[Start of section]
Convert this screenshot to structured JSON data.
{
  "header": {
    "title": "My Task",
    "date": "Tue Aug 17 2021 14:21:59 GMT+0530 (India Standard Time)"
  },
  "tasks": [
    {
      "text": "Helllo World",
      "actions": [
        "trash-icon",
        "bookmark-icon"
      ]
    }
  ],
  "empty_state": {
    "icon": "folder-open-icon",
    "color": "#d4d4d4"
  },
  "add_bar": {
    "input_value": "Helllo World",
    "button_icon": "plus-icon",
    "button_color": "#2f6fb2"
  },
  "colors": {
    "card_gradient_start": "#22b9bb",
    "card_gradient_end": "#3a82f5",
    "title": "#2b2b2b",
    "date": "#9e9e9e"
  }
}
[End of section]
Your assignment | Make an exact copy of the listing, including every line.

Written response |
Convert this screenshot to structured JSON data.
{
  "header": {
    "title": "My Task",
    "date": "Tue Aug 17 2021 14:21:59 GMT+0530 (India Standard Time)"
  },
  "tasks": [
    {
      "text": "Helllo World",
      "actions": [
        "trash-icon",
        "bookmark-icon"
      ]
    }
  ],
  "empty_state": {
    "icon": "folder-open-icon",
    "color": "#d4d4d4"
  },
  "add_bar": {
    "input_value": "Helllo World",
    "button_icon": "plus-icon",
    "button_color": "#2f6fb2"
  },
  "colors": {
    "card_gradient_start": "#22b9bb",
    "card_gradient_end": "#3a82f5",
    "title": "#2b2b2b",
    "date": "#9e9e9e"
  }
}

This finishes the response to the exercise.